> **Exercise objective**
Please give nothing except the number of lines in the records below that include the word "JSON".

::: Data excerpts

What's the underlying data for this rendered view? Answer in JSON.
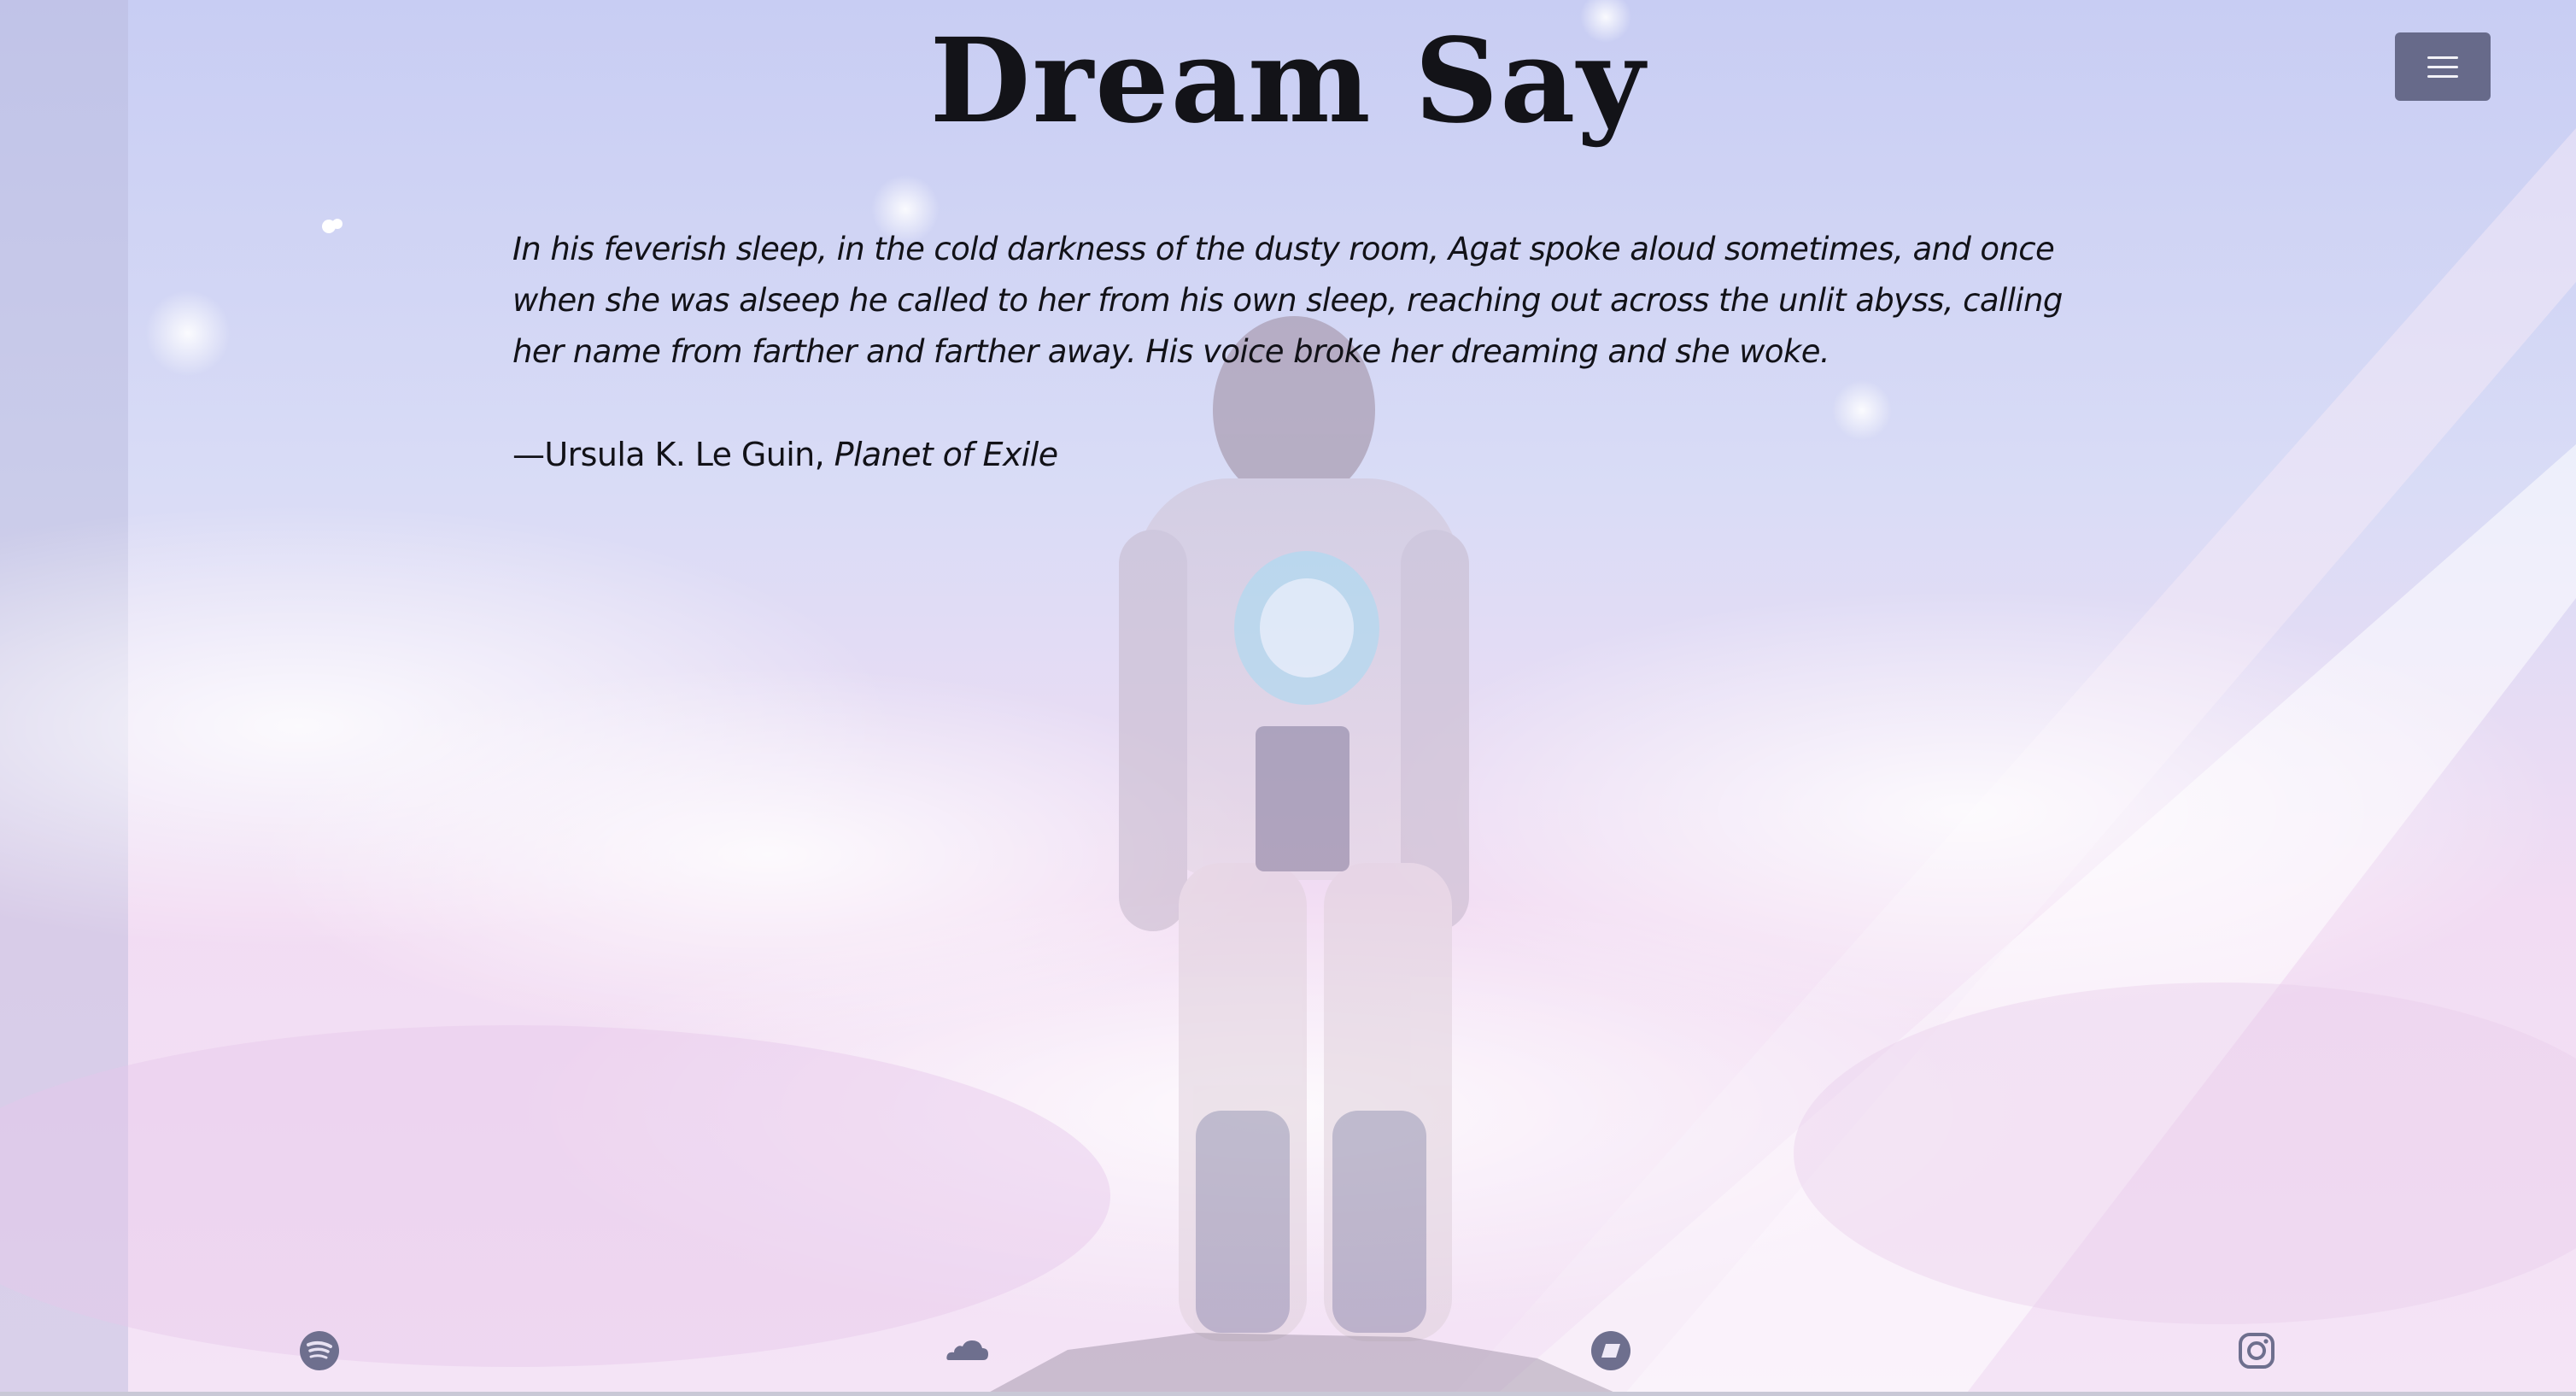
{
  "site": {
    "title": "Dream Say"
  },
  "menu": {
    "icon": "hamburger-icon"
  },
  "quote": {
    "text": "In his feverish sleep, in the cold darkness of the dusty room, Agat spoke aloud sometimes, and once when she was alseep he called to her from his own sleep, reaching out across the unlit abyss, calling her name from farther and farther away. His voice broke her dreaming and she woke.",
    "author": "—Ursula K. Le Guin, ",
    "work": "Planet of Exile"
  },
  "social": [
    {
      "icon": "spotify-icon"
    },
    {
      "icon": "soundcloud-icon"
    },
    {
      "icon": "bandcamp-icon"
    },
    {
      "icon": "instagram-icon"
    }
  ],
  "colors": {
    "title": "#131318",
    "menu_button": "#676a8a",
    "icon": "#6e6f8e",
    "sky_top": "#c6cdf2",
    "sky_bottom": "#f6dcf4"
  }
}
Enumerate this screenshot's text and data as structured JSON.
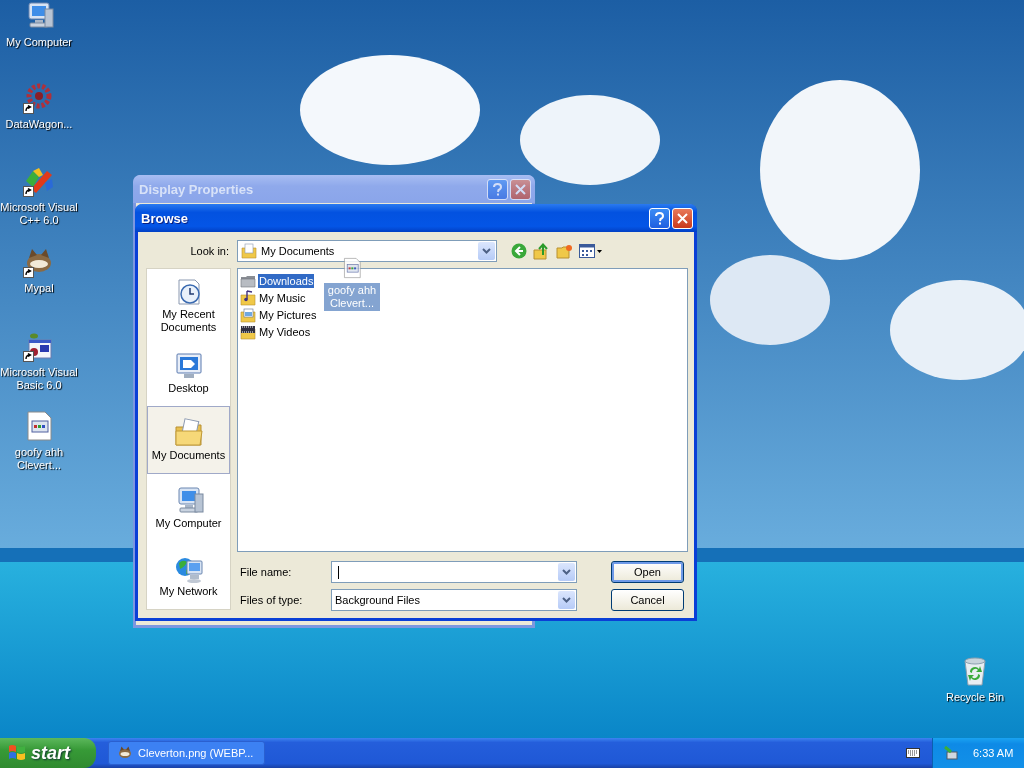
{
  "desktop_icons": [
    {
      "label": "My Computer",
      "kind": "computer",
      "shortcut": false
    },
    {
      "label": "DataWagon...",
      "kind": "flower",
      "shortcut": true
    },
    {
      "label": "Microsoft Visual C++ 6.0",
      "kind": "vcpp",
      "shortcut": true
    },
    {
      "label": "Mypal",
      "kind": "mascot",
      "shortcut": true
    },
    {
      "label": "Microsoft Visual Basic 6.0",
      "kind": "vb",
      "shortcut": true
    },
    {
      "label": "goofy ahh Clevert...",
      "kind": "file",
      "shortcut": false
    },
    {
      "label": "Recycle Bin",
      "kind": "recycle",
      "shortcut": false
    }
  ],
  "background_window": {
    "title": "Display Properties",
    "active": false
  },
  "dialog": {
    "title": "Browse",
    "active": true,
    "look_in": {
      "label": "Look in:",
      "value": "My Documents"
    },
    "places": [
      {
        "label": "My Recent Documents",
        "kind": "recent",
        "selected": false
      },
      {
        "label": "Desktop",
        "kind": "desktop",
        "selected": false
      },
      {
        "label": "My Documents",
        "kind": "documents",
        "selected": true
      },
      {
        "label": "My Computer",
        "kind": "computer",
        "selected": false
      },
      {
        "label": "My Network",
        "kind": "network",
        "selected": false
      }
    ],
    "files": [
      {
        "name": "Downloads",
        "kind": "folder",
        "selected": true
      },
      {
        "name": "My Music",
        "kind": "music",
        "selected": false
      },
      {
        "name": "My Pictures",
        "kind": "pictures",
        "selected": false
      },
      {
        "name": "My Videos",
        "kind": "videos",
        "selected": false
      }
    ],
    "drag_item": {
      "label": "goofy ahh Clevert..."
    },
    "file_name": {
      "label": "File name:"
    },
    "file_type": {
      "label": "Files of type:",
      "value": "Background Files"
    },
    "buttons": [
      {
        "label": "Open",
        "default": true
      },
      {
        "label": "Cancel",
        "default": false
      }
    ]
  },
  "taskbar": {
    "start": "start",
    "tasks": [
      {
        "label": "Cleverton.png (WEBP...",
        "selected": false
      }
    ],
    "clock": "6:33 AM"
  }
}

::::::

> **Your solution**
2